Which knitting needles do you need when you are starting out? When you are standing in a knitting shop, the choice can be overwhelming. I certainly didn’t know where to begin!
Let me give you some pointers because needles are an essential part of your knitting supplies. Hopefully, this short guide will help you choose the right ones for you and explain how you can store and transport your needles.
Needles are made of three main types of materials:
- Wood (or bamboo)
Choosing the material of your needles is a matter of personal preference. Mine is currently metal!
When deciding which needles to buy, you might want to consider the following points:
– Wood is generally rougher than metal so the yarn will tend to stay put. Metal needles are very smooth and the yarn slides off very easily.

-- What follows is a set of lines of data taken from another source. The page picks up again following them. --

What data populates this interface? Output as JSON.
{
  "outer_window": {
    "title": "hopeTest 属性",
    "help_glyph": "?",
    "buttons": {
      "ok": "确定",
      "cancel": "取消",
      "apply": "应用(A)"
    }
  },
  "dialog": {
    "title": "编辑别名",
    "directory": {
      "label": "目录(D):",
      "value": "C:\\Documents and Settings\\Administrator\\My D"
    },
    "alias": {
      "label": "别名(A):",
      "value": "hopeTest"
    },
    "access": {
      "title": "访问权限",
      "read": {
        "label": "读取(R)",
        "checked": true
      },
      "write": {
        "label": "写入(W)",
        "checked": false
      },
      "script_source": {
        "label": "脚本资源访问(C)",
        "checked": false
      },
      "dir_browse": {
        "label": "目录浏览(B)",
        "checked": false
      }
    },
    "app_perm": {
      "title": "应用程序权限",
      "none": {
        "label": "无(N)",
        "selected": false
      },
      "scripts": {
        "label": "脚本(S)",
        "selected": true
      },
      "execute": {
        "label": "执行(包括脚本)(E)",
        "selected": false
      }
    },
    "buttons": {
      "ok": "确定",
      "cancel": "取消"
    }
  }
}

– Wooden needles tend to be more expensive than other types of needle. If you are a beginner, you might want to wait a while before investing in some.
– This might sound a bit odd, but metal needles do make the loudest clicking sounds. This is worth taking into consideration if you are planning on knitting in front of the TV etc. Luckily, in my case, the noise doesn’t seem to bother my husband!

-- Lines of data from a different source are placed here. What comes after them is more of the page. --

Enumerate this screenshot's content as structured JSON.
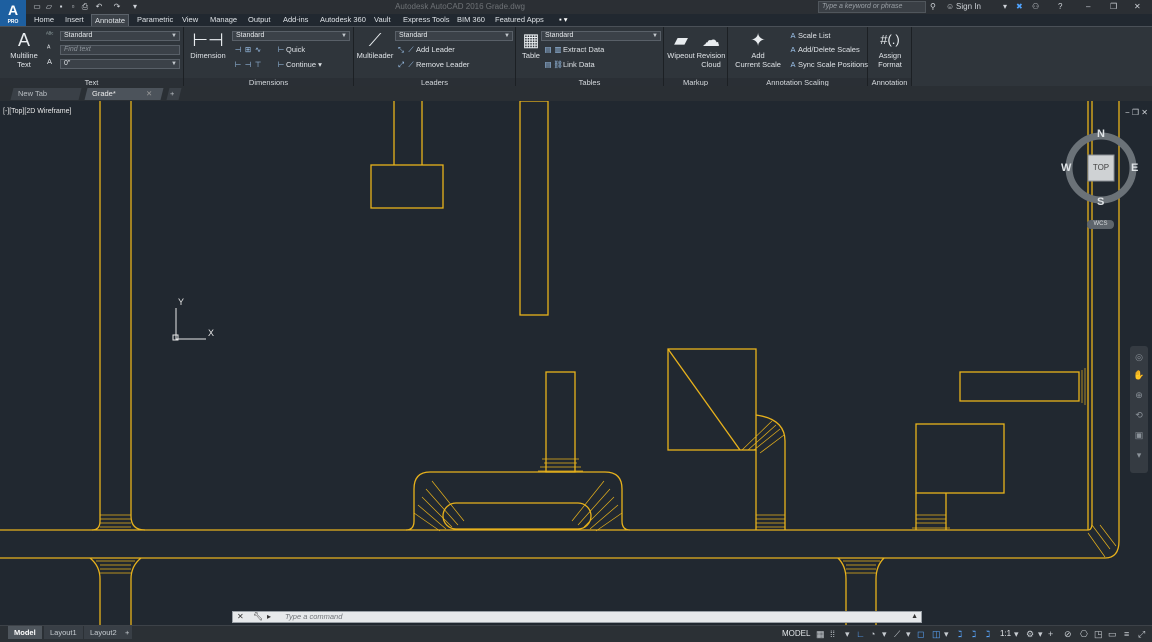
{
  "app": {
    "logo_text": "A",
    "logo_sub": "PRO",
    "window_title": "Autodesk AutoCAD 2016   Grade.dwg",
    "search_placeholder": "Type a keyword or phrase",
    "sign_in": "Sign In"
  },
  "ribbon_tabs": [
    "Home",
    "Insert",
    "Annotate",
    "Parametric",
    "View",
    "Manage",
    "Output",
    "Add-ins",
    "Autodesk 360",
    "Vault",
    "Express Tools",
    "BIM 360",
    "Featured Apps"
  ],
  "active_ribbon_tab": "Annotate",
  "panels": {
    "text": {
      "title": "Text",
      "multiline_label": "Multiline\nText",
      "style_value": "Standard",
      "find_placeholder": "Find text",
      "height_value": "0\""
    },
    "dimensions": {
      "title": "Dimensions",
      "dimension_label": "Dimension",
      "style_value": "Standard",
      "quick_label": "Quick",
      "continue_label": "Continue"
    },
    "leaders": {
      "title": "Leaders",
      "multileader_label": "Multileader",
      "style_value": "Standard",
      "add_leader_label": "Add Leader",
      "remove_leader_label": "Remove Leader"
    },
    "tables": {
      "title": "Tables",
      "table_label": "Table",
      "style_value": "Standard",
      "extract_label": "Extract Data",
      "link_label": "Link Data"
    },
    "markup": {
      "title": "Markup",
      "wipeout_label": "Wipeout",
      "revision_label": "Revision\nCloud"
    },
    "annotation_scaling": {
      "title": "Annotation Scaling",
      "add_scale_label": "Add\nCurrent Scale",
      "scale_list_label": "Scale List",
      "add_delete_label": "Add/Delete Scales",
      "sync_label": "Sync Scale Positions"
    },
    "annotation": {
      "title": "Annotation",
      "assign_label": "Assign\nFormat"
    }
  },
  "file_tabs": [
    "New Tab",
    "Grade*"
  ],
  "active_file_tab": "Grade*",
  "viewport": {
    "label": "[-][Top][2D Wireframe]",
    "compass": {
      "n": "N",
      "s": "S",
      "e": "E",
      "w": "W",
      "face": "TOP"
    },
    "wcs": "WCS",
    "ucs_x": "X",
    "ucs_y": "Y"
  },
  "command_line": {
    "placeholder": "Type a command",
    "prompt_icon": "▸"
  },
  "layout_tabs": [
    "Model",
    "Layout1",
    "Layout2"
  ],
  "active_layout": "Model",
  "status": {
    "model": "MODEL",
    "scale": "1:1"
  },
  "colors": {
    "drawing_bg": "#212830",
    "linework": "#e8b21c",
    "ribbon_bg": "#2f353b"
  }
}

A key point to note is that most paper bands on yarn show the size of needle that is best to use with the yarn.
Knitting needles sizes can be shown in one of three ways: in millimeters, old UK or US.
You might find this needle conversion chart handy:

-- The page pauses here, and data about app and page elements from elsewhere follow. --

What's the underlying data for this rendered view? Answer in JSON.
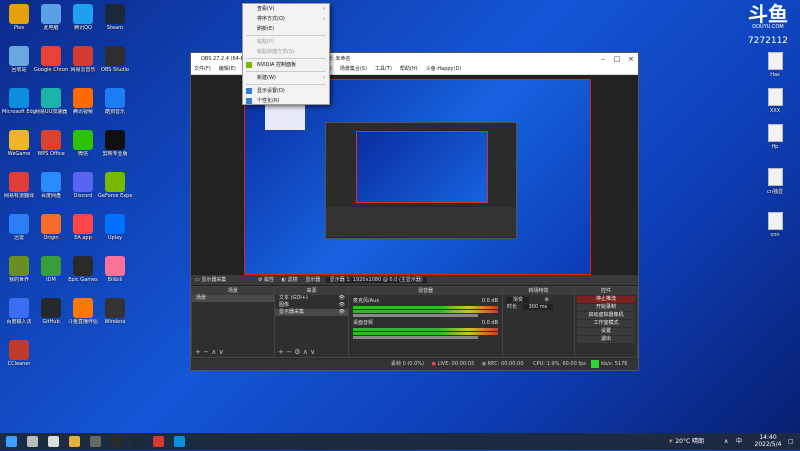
{
  "desktop_icons": [
    {
      "label": "Plex",
      "color": "#e5a00d"
    },
    {
      "label": "此电脑",
      "color": "#5aa0e6"
    },
    {
      "label": "腾讯QQ",
      "color": "#1fa0f0"
    },
    {
      "label": "Steam",
      "color": "#1b2838"
    },
    {
      "label": "回收站",
      "color": "#6aa7e0"
    },
    {
      "label": "Google Chrome",
      "color": "#e94235"
    },
    {
      "label": "网易云音乐",
      "color": "#d43c33"
    },
    {
      "label": "OBS Studio",
      "color": "#302e31"
    },
    {
      "label": "Microsoft Edge",
      "color": "#0c8de0"
    },
    {
      "label": "网易UU加速器",
      "color": "#1bb3a9"
    },
    {
      "label": "腾讯视频",
      "color": "#ff6a00"
    },
    {
      "label": "酷狗音乐",
      "color": "#1f7cf7"
    },
    {
      "label": "WeGame",
      "color": "#f0b429"
    },
    {
      "label": "WPS Office",
      "color": "#d7432c"
    },
    {
      "label": "微信",
      "color": "#2dc100"
    },
    {
      "label": "剪映专业版",
      "color": "#101010"
    },
    {
      "label": "网易有道翻译",
      "color": "#e23b3b"
    },
    {
      "label": "百度网盘",
      "color": "#2a8bff"
    },
    {
      "label": "Discord",
      "color": "#5865f2"
    },
    {
      "label": "GeForce Experience",
      "color": "#76b900"
    },
    {
      "label": "迅雷",
      "color": "#2b7cf5"
    },
    {
      "label": "Origin",
      "color": "#f56c2d"
    },
    {
      "label": "EA app",
      "color": "#ff4747"
    },
    {
      "label": "Uplay",
      "color": "#0070ff"
    },
    {
      "label": "我的世界",
      "color": "#6b8e23"
    },
    {
      "label": "IDM",
      "color": "#3a9d3a"
    },
    {
      "label": "Epic Games",
      "color": "#2a2a2a"
    },
    {
      "label": "Bilibili",
      "color": "#fb7299"
    },
    {
      "label": "百度输入法",
      "color": "#3a6df0"
    },
    {
      "label": "GitHub",
      "color": "#24292e"
    },
    {
      "label": "斗鱼直播伴侣",
      "color": "#ff7800"
    },
    {
      "label": "Wireless",
      "color": "#333333"
    },
    {
      "label": "CCleaner",
      "color": "#c0392b"
    }
  ],
  "right_icons": [
    {
      "label": "Has"
    },
    {
      "label": "XXX"
    },
    {
      "label": "ffp"
    },
    {
      "label": "cn独显"
    },
    {
      "label": "cnn"
    }
  ],
  "watermark": {
    "brand": "斗鱼",
    "site": "DOUYU.COM",
    "room": "7272112"
  },
  "context_menu": [
    {
      "label": "查看(V)",
      "submenu": true,
      "disabled": false
    },
    {
      "label": "排序方式(O)",
      "submenu": true,
      "disabled": false
    },
    {
      "label": "刷新(E)",
      "submenu": false,
      "disabled": false
    },
    {
      "sep": true
    },
    {
      "label": "粘贴(P)",
      "submenu": false,
      "disabled": true
    },
    {
      "label": "粘贴快捷方式(S)",
      "submenu": false,
      "disabled": true
    },
    {
      "sep": true
    },
    {
      "label": "NVIDIA 控制面板",
      "submenu": false,
      "disabled": false,
      "icon": "nvidia"
    },
    {
      "sep": true
    },
    {
      "label": "新建(W)",
      "submenu": true,
      "disabled": false
    },
    {
      "sep": true
    },
    {
      "label": "显示设置(D)",
      "submenu": false,
      "disabled": false,
      "icon": "display"
    },
    {
      "label": "个性化(R)",
      "submenu": false,
      "disabled": false,
      "icon": "personalize"
    }
  ],
  "obs": {
    "title": "OBS 27.2.4 (64-bit, windows) - 配置文件: 未命名 - 场景: 未命名",
    "menu": [
      "文件(F)",
      "编辑(E)",
      "视图(V)",
      "停靠部件(D)",
      "配置文件(P)",
      "场景集合(S)",
      "工具(T)",
      "帮助(H)",
      "斗鱼-Happy(D)"
    ],
    "source_toolbar": {
      "no_source": "显示器采集",
      "properties": "属性",
      "filters": "滤镜",
      "display_label": "显示器",
      "display_value": "显示器 1: 1920x1080 @ 0,0 (主显示器)"
    },
    "scenes": {
      "header": "场景",
      "items": [
        "场景"
      ]
    },
    "sources": {
      "header": "来源",
      "items": [
        "文本 (GDI+)",
        "图像",
        "显示器采集"
      ]
    },
    "mixer": {
      "header": "混音器",
      "channels": [
        {
          "name": "麦克风/Aux",
          "db": "0.0 dB"
        },
        {
          "name": "桌面音频",
          "db": "0.0 dB"
        }
      ]
    },
    "transitions": {
      "header": "转场特效",
      "type": "渐变",
      "duration_label": "时长",
      "duration": "300 ms"
    },
    "controls": {
      "header": "控件",
      "buttons": [
        "停止推流",
        "开始录制",
        "启动虚拟摄像机",
        "工作室模式",
        "设置",
        "退出"
      ]
    },
    "status": {
      "dropped": "丢帧 0 (0.0%)",
      "live": "LIVE: 00:00:03",
      "rec": "REC: 00:00:00",
      "cpu": "CPU: 1.9%, 60.00 fps",
      "kbps": "kb/s: 5176"
    }
  },
  "taskbar": {
    "weather": "20°C 晴朗",
    "time": "14:40",
    "date": "2022/5/4",
    "ime": "中"
  }
}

When you have started to build up a collection of needles you can store them in a tall cylindrical container or in a special knitting needle case with individual compartments for each needle. The advantage of knitting needle cases is that they often roll up for easy storage and you can keep your pairs of straight needles together.
It is a good idea to store circular knitting needles separately so the cables do not become tangled. Also, if circular needles are stored tightly coiled you may need to let the cables relax before starting to knit with them.
Can I take my knitting needles on the airplane?
The short answer (at the time of writing) is that yes, you can take knitting needles in either your hand luggage or your checked baggage.
However, there is a possibility that the needles will be perceived as a possible weapon by one of the Security Officers.
The Transportation Security Administration (TSA) has some good tips:
- They suggest circular knitting needles are less than 31 inches in total length
- They recommend that needles be made of bamboo or plastic (Not Metal)
- Scissors must have blunt points
- In case a Security Officer does not allow your knitting tools through security they recommend that you carry a self addressed envelope so that you can mail your tools back to yourself as opposed to surrendering them at the security checkpoint
- As a precautionary measure they recommend that you carry a crochet hook with yarn to save the work you have already done in case your knitting tools are surrendered at a checkpoint
My advice is to check the TSA website or equivalent before you embark on any air travel.